■ **WHAT YOU WILL DO**
Tally the lines in the entries below where the string "script" occurs. Reply with the total alone.

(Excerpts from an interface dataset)
<<<<

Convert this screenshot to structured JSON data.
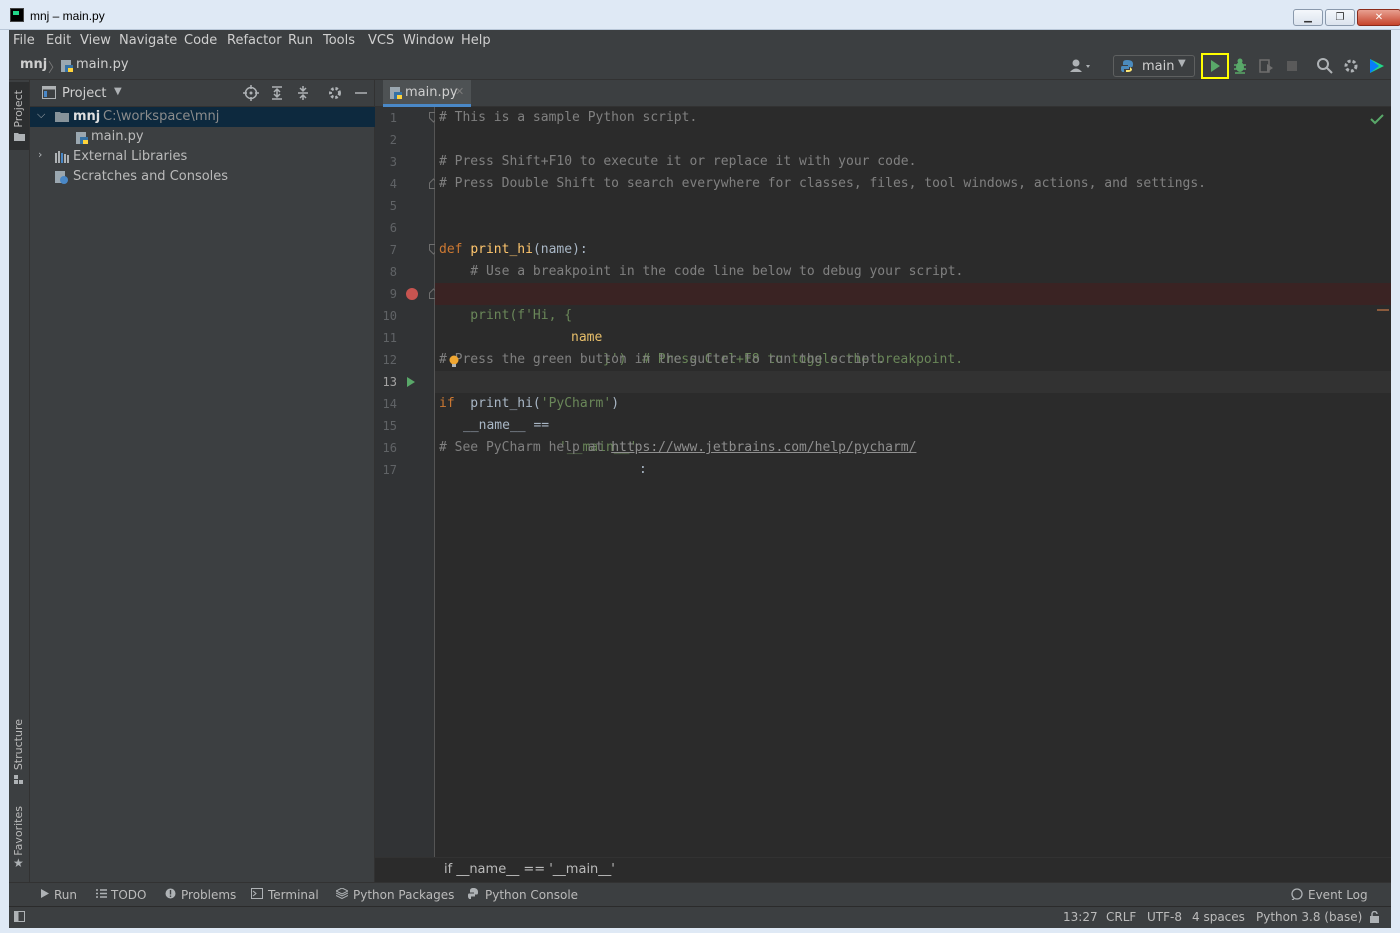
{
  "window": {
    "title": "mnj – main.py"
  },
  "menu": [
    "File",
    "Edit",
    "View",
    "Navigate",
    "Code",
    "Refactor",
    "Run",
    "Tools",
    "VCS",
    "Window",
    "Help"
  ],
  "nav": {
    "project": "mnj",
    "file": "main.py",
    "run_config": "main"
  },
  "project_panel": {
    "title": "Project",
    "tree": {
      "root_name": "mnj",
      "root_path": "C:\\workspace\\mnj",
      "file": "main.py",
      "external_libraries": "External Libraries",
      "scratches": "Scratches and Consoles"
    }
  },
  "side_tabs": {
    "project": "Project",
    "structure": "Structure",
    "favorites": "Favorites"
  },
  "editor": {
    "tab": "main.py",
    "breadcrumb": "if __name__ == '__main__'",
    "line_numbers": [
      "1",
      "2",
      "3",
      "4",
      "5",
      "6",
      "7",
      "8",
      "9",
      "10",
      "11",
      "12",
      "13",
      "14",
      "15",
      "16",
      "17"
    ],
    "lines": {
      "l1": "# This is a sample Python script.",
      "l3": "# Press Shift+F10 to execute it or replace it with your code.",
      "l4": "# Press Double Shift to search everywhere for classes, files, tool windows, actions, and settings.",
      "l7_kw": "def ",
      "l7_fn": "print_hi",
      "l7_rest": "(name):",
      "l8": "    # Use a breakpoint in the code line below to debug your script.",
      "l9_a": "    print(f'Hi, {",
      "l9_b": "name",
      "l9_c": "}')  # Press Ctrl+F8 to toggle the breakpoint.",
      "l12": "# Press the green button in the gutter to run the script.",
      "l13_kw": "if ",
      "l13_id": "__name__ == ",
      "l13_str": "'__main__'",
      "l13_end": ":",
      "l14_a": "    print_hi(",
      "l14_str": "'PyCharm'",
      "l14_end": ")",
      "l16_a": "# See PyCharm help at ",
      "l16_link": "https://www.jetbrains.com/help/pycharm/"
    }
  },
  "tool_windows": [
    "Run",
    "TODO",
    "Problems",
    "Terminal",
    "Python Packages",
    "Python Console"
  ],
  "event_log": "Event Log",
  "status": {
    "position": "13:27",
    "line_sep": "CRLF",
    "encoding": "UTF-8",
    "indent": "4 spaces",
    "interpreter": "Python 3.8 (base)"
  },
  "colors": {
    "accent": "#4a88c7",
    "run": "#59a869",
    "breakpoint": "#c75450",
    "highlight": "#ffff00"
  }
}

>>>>

■ **RESULT**
3